The Siege of Jadotville, based on the book of the same name, tells the real-life story of a company of Irish peacekeepers working for the UN who are stationed at the remote outpost of Jadotville during the Congo Crisis of the 1960s, which saw the State of Katanga attempt to violently break away from the recently independent Republic of Congo.
They soon come under attack from a 3,000-strong force of Katanga soldiers and foreign mercenaries and, against all odds, manage to repel them after five days of fighting.
The real-life events of the movie are fascinating and I highly recommend looking them up when you get the chance, but let’s focus on the movie for now.
The acting is solid with a fantastic performance by Jamie Dornan as Comdt Pat Quinlan, the stoic leader of the Irish forces.
Mark Strong, usually known for his action roles, makes a surprise turn as UN special representative Conor Cruise O’Brien, whose spineless toadying is responsible for much of Quinlan’s team’s suffering.
Of course, a film with “siege” in its title has to deliver on that promise and the action here is some of the best I’ve ever seen.
Props must be given to director Richie Smyth because no matter how intense or chaotic things got on screen, it was always easy to follow exactly what was going on.

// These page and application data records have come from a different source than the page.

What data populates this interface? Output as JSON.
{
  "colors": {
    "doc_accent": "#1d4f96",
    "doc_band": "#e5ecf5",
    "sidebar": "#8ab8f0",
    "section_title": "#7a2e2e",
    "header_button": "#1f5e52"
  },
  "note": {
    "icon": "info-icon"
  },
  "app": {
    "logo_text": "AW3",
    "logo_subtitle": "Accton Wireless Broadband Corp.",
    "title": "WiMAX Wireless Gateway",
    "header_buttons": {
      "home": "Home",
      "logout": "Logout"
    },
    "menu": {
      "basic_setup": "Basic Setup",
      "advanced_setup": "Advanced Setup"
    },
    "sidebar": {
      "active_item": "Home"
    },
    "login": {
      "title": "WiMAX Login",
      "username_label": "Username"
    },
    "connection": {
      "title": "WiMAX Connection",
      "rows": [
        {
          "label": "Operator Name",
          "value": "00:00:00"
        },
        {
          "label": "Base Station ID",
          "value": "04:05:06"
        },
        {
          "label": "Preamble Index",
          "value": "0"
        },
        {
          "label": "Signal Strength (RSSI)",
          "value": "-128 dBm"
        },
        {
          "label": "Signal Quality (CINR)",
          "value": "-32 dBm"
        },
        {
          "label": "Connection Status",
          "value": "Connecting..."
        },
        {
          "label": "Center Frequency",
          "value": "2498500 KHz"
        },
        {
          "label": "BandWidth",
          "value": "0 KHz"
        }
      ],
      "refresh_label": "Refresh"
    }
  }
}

The only serious criticism I had with the film was that it rushed the final scenes a little too much – one month of imprisonment is simply waved off with a voice over. Still, when the rest of the film is as good as it is, those sorts of things can be overlooked.